> [Prompt]
In the data that follows, count the lines in which the word "text" occurs, and report that figure alone.

> [Information]
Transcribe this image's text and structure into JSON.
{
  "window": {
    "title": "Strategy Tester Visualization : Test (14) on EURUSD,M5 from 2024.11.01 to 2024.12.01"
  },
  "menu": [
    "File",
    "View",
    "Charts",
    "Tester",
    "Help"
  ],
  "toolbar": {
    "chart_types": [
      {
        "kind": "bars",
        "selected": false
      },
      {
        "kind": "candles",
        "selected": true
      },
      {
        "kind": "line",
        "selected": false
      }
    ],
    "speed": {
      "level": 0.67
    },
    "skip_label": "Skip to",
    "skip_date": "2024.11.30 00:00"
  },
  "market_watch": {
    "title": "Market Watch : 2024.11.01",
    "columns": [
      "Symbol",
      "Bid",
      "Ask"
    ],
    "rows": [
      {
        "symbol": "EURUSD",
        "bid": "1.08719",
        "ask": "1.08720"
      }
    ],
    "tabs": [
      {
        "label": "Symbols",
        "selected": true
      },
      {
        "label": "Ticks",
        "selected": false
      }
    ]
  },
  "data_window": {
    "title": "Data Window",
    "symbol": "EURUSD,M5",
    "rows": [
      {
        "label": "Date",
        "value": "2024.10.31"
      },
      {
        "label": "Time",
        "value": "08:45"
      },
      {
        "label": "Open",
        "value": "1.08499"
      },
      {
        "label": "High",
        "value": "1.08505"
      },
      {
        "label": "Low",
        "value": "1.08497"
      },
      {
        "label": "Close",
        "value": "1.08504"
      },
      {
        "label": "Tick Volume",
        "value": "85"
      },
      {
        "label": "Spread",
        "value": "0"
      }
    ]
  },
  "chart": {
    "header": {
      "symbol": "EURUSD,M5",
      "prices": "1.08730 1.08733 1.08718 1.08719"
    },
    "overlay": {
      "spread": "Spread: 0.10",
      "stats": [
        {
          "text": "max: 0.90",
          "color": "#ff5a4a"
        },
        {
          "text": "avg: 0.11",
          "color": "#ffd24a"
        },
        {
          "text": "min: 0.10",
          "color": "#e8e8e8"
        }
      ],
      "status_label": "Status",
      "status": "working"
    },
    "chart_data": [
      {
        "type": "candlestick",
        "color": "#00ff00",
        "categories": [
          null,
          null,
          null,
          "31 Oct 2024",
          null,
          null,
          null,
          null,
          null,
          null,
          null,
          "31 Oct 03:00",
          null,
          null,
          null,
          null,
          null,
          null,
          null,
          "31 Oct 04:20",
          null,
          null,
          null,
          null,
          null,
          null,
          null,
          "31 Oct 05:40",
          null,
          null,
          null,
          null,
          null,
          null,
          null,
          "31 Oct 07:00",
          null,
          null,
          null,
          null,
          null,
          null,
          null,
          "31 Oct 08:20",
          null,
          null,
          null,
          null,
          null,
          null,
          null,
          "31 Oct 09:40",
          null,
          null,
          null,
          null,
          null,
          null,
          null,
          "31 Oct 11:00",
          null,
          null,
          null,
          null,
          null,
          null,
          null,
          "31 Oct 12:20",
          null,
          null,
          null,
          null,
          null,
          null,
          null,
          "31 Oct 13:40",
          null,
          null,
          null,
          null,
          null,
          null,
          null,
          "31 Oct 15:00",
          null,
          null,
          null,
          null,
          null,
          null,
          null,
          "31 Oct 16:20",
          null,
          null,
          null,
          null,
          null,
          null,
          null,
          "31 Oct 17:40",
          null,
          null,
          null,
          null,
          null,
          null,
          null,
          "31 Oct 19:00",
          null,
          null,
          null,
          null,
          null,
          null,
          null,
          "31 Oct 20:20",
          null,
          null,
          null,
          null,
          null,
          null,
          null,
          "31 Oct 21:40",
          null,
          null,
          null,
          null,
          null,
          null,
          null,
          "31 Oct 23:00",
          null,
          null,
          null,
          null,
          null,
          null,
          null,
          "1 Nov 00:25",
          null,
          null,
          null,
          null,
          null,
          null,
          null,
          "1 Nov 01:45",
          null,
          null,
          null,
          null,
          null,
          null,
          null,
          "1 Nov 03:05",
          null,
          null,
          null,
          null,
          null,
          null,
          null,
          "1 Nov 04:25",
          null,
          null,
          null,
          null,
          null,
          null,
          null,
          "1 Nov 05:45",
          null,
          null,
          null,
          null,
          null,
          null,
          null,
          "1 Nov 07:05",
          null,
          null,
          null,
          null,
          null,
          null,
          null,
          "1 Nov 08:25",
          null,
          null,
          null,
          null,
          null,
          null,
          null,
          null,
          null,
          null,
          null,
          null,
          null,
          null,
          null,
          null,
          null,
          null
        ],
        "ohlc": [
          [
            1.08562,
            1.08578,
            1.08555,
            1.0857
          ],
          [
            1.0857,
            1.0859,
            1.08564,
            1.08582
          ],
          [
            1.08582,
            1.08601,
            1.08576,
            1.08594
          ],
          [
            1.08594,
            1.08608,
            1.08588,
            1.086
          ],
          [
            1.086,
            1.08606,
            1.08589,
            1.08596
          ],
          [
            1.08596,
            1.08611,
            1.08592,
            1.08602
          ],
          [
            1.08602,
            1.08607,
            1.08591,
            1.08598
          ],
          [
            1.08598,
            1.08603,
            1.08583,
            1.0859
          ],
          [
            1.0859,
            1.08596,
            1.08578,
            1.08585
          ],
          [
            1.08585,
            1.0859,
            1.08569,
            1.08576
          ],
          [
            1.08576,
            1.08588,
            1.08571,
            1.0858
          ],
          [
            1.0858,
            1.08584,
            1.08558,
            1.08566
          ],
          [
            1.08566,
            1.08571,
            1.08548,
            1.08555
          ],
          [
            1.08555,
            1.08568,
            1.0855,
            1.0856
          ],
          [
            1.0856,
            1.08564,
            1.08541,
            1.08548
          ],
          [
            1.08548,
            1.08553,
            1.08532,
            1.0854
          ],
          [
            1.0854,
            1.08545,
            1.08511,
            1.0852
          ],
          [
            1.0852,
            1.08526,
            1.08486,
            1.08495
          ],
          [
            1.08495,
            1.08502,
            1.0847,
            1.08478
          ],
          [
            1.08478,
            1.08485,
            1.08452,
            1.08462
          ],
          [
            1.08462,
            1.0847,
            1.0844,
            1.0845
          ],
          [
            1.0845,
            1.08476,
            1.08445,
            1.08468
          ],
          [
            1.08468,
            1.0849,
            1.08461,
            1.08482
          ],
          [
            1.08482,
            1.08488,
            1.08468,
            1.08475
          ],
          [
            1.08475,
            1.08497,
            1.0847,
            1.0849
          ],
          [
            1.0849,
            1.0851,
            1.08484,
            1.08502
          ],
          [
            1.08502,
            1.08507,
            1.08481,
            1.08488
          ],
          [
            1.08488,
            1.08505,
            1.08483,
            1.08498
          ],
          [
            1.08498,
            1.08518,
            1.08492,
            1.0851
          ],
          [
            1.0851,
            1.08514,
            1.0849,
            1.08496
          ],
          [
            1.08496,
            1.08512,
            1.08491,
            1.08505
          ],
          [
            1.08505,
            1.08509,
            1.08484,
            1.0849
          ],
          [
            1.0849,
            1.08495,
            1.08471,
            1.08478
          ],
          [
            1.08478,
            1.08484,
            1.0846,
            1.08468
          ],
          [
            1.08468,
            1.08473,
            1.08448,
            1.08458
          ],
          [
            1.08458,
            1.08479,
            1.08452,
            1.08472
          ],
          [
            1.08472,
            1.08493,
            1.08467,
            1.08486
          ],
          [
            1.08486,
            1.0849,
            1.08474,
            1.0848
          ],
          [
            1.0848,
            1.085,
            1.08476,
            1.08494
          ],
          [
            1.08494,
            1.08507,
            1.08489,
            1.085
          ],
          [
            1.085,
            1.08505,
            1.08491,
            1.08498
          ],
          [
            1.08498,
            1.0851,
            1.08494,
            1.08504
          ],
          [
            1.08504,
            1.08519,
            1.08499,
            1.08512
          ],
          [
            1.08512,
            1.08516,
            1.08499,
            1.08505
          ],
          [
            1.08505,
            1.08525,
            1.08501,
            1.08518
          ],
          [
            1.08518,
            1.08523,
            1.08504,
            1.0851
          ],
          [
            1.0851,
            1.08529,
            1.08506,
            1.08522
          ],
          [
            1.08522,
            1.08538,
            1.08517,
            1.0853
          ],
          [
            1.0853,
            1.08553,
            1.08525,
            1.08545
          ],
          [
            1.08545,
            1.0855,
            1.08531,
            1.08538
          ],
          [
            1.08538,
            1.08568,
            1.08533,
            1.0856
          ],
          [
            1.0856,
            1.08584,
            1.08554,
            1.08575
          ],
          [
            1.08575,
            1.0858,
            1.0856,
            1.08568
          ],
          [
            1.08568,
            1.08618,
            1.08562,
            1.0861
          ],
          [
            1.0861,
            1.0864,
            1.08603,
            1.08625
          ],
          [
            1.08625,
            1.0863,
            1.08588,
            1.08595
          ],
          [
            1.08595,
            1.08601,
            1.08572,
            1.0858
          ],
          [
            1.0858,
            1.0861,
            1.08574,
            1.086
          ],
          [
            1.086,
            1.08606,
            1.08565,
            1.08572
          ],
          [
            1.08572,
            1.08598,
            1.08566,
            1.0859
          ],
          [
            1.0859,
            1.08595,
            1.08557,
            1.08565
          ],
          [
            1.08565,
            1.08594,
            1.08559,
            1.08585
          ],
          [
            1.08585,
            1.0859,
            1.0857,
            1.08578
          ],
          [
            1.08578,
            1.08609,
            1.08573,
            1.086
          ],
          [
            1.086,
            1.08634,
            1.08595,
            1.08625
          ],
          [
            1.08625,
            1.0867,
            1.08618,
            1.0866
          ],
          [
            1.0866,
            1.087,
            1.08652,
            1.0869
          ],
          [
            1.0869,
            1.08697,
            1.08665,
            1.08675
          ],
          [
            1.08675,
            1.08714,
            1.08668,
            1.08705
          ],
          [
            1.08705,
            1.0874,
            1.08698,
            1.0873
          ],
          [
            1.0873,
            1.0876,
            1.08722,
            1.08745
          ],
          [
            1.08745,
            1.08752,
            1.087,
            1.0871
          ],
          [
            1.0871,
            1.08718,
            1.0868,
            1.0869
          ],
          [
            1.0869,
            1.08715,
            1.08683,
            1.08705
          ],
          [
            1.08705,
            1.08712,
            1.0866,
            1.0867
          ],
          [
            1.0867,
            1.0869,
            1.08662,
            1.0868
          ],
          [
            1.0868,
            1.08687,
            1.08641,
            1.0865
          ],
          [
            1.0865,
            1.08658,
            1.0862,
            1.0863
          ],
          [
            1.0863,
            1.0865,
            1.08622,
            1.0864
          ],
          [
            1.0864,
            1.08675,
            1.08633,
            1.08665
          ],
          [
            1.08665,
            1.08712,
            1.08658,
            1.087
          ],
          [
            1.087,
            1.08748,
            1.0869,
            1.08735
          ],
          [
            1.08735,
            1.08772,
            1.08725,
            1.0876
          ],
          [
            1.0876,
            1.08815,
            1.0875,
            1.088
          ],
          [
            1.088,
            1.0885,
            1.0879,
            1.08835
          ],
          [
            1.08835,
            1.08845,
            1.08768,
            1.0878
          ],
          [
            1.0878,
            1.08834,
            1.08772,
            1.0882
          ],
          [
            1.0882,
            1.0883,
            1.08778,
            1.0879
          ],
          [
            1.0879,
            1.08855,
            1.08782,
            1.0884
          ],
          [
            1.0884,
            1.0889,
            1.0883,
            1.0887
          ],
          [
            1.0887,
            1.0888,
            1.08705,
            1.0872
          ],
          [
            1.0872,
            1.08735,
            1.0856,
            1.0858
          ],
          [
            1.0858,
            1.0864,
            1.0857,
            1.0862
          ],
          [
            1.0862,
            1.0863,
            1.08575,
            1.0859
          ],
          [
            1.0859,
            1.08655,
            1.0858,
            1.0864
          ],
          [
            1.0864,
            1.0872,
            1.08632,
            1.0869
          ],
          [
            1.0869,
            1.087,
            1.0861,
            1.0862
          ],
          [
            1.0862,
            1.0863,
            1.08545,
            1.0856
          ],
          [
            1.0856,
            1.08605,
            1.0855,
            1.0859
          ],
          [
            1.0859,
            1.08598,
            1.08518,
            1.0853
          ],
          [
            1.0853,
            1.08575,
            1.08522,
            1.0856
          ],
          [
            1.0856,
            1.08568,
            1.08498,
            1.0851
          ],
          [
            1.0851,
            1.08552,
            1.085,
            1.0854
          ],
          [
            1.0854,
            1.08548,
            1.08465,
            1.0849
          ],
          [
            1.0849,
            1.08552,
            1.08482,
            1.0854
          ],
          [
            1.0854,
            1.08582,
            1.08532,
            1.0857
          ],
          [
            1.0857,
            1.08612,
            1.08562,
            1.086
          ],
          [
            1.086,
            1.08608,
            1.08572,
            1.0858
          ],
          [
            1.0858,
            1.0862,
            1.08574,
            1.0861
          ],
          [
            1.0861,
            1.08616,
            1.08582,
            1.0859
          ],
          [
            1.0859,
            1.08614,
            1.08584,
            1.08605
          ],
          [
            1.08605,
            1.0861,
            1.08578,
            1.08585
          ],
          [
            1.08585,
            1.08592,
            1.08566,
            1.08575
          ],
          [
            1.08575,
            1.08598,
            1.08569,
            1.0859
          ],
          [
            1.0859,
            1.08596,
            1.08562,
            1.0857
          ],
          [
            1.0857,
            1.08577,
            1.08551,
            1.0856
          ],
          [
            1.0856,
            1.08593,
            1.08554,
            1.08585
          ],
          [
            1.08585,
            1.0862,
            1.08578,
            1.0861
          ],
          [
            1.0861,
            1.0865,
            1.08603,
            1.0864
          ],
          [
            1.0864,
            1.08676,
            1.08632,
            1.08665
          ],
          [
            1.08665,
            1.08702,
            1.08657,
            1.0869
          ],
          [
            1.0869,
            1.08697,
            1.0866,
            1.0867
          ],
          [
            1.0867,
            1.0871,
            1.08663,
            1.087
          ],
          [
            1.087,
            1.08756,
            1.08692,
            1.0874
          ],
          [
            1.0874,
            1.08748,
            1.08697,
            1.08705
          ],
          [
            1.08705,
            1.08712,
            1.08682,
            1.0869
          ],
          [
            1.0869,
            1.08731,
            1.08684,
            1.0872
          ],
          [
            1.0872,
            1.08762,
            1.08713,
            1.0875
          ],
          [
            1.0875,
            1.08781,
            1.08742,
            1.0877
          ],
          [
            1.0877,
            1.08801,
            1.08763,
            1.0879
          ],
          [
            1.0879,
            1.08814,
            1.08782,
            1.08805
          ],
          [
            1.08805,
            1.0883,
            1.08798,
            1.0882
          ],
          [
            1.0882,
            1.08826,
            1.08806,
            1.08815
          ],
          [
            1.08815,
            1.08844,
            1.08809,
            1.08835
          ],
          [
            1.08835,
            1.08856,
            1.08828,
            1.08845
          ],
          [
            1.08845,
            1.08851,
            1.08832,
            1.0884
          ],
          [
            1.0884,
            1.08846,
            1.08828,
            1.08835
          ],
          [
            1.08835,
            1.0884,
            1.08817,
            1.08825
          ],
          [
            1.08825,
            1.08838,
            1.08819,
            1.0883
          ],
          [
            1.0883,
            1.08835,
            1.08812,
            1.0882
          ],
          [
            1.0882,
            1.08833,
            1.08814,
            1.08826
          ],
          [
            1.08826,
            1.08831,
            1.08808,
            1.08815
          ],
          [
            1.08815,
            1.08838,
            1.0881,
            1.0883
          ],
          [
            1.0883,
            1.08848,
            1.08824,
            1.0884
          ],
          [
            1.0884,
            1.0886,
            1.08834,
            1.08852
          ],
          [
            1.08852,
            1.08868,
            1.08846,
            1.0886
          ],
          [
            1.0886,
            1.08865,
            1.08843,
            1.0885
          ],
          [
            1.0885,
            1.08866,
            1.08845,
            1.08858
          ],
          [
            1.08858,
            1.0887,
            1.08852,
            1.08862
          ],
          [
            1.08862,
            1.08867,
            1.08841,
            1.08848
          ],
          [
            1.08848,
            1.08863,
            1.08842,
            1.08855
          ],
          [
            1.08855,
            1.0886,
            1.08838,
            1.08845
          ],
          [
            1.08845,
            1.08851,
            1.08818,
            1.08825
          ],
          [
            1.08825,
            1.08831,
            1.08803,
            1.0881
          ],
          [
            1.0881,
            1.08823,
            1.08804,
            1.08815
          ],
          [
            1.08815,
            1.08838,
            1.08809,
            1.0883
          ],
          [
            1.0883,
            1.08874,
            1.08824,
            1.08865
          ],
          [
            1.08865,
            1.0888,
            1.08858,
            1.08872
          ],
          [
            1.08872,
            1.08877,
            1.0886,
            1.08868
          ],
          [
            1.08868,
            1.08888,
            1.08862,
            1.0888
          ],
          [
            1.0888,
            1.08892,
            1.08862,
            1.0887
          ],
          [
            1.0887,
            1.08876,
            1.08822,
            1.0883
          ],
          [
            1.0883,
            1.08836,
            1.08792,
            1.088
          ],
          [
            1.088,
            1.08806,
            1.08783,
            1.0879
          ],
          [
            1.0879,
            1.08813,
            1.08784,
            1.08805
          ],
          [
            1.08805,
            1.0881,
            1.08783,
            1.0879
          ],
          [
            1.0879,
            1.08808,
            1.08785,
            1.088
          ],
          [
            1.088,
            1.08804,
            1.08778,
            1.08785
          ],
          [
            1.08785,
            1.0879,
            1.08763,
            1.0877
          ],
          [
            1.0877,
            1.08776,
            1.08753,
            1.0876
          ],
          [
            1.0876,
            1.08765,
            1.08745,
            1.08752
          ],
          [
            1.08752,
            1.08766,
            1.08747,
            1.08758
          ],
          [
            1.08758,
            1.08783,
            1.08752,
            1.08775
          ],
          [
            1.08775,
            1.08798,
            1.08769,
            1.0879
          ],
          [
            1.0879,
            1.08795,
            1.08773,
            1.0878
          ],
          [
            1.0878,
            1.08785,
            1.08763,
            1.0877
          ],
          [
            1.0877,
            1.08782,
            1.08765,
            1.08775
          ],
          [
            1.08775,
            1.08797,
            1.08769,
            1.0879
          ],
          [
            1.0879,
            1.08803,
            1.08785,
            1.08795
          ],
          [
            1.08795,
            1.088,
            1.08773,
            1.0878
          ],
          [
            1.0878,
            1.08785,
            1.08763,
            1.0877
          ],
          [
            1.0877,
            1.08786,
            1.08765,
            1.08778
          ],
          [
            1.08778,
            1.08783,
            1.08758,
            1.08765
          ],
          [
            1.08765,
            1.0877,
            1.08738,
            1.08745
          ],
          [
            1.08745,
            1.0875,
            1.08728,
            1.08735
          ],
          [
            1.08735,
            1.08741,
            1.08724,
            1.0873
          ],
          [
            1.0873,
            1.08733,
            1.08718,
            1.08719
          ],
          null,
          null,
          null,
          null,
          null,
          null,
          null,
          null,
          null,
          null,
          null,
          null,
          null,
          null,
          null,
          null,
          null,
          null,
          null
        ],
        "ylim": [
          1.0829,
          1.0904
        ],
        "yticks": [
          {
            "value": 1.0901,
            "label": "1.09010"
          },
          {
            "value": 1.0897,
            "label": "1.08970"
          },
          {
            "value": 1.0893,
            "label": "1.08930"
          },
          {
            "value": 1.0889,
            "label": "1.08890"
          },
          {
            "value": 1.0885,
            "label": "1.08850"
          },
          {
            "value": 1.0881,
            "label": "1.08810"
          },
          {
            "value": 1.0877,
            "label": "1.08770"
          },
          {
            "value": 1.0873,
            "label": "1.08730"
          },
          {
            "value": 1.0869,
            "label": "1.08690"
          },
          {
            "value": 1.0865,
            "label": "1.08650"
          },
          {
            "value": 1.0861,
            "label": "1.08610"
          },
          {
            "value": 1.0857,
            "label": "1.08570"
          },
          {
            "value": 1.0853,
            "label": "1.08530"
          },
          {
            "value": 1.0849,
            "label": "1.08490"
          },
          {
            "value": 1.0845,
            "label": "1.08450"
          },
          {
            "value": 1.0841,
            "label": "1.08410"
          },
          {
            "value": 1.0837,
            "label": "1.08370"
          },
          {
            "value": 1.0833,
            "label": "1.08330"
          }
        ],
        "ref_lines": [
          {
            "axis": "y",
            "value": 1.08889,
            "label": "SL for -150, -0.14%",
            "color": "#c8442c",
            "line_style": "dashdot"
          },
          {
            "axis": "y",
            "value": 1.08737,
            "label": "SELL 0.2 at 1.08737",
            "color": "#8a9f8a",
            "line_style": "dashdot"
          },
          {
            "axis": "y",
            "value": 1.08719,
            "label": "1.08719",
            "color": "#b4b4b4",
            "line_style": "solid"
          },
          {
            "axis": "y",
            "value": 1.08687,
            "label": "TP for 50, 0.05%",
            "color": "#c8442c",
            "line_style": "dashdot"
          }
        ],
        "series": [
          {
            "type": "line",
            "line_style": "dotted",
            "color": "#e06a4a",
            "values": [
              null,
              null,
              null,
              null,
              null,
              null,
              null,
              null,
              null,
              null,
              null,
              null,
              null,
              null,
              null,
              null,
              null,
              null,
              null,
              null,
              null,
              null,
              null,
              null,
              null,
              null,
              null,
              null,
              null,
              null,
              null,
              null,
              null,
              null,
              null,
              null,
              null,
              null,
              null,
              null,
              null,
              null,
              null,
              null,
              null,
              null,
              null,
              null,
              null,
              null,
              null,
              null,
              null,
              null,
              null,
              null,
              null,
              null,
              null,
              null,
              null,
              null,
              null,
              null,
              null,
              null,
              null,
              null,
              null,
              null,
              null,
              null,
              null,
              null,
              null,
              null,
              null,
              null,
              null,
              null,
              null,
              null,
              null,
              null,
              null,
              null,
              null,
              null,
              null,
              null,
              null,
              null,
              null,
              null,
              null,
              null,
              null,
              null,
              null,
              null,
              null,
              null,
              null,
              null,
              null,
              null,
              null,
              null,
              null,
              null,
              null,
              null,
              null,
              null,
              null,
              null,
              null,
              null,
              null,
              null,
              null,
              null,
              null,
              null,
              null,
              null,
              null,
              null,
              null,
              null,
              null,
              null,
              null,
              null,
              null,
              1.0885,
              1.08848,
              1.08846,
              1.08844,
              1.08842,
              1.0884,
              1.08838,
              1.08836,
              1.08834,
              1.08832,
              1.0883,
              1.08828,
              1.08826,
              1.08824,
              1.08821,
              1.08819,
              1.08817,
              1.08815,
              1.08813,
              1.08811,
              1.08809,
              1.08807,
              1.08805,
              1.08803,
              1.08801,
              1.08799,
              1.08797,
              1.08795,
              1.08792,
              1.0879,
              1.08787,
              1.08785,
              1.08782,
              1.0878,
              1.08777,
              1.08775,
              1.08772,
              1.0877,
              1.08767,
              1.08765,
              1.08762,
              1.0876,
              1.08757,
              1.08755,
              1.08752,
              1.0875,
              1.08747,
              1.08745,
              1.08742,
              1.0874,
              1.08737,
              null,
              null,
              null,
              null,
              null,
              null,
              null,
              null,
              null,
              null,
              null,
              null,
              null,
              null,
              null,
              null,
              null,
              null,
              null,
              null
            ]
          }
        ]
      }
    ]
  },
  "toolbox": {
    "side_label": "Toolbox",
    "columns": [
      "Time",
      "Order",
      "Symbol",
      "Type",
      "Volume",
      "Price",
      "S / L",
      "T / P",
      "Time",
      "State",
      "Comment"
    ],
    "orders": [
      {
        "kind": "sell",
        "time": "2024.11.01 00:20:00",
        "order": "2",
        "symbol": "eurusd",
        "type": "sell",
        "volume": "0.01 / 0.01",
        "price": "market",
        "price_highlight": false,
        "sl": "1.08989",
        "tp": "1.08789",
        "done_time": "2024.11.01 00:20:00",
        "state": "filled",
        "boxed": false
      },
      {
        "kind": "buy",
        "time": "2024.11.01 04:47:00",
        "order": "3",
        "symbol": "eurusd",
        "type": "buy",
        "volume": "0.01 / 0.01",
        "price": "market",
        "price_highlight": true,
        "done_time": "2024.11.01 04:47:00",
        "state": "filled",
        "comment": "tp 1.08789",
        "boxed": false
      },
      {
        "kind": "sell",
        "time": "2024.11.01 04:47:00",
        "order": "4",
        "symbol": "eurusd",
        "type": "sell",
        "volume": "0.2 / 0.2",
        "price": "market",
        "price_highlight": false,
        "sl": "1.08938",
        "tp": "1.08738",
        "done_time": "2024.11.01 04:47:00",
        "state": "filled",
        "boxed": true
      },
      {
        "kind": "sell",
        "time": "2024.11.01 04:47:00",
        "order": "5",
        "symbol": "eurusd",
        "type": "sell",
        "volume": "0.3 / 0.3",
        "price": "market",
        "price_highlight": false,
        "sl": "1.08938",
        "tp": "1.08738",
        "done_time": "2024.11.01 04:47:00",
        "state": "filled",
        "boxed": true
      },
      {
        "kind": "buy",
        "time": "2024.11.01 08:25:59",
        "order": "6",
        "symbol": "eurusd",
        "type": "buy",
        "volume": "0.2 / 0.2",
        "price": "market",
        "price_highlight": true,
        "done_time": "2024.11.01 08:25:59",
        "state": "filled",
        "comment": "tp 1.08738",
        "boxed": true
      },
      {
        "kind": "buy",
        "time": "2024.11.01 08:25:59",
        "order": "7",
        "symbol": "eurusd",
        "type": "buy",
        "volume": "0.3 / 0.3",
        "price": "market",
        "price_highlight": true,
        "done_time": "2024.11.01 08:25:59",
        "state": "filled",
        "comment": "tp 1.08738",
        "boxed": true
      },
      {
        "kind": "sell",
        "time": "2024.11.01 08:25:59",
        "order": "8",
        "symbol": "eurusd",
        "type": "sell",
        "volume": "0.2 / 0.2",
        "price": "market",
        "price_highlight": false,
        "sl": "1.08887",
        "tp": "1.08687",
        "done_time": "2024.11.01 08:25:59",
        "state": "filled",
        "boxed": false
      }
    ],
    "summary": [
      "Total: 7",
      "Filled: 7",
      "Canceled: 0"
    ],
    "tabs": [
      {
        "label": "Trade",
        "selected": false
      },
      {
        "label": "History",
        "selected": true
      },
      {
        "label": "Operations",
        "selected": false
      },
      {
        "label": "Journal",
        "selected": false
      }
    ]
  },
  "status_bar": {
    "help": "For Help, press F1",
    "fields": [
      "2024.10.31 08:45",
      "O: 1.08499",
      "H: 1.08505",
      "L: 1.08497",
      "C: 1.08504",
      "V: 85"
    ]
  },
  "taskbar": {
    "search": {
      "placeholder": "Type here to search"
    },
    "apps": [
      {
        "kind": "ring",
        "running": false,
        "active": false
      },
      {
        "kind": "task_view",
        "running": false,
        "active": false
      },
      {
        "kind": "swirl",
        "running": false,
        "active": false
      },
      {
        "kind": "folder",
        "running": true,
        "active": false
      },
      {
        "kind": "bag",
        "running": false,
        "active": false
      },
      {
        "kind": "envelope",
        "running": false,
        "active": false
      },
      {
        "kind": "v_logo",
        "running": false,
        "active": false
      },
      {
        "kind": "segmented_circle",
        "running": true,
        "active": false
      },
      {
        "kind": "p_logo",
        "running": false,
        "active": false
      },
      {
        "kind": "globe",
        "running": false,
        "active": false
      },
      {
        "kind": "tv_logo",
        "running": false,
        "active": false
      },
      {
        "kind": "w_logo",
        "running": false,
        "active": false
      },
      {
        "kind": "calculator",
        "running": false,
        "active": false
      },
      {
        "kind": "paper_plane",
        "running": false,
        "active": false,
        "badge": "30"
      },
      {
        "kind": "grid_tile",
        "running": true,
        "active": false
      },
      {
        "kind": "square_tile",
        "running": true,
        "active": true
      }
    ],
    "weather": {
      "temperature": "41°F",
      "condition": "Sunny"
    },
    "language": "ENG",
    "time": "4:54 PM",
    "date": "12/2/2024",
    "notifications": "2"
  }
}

> [Solved exercise]
4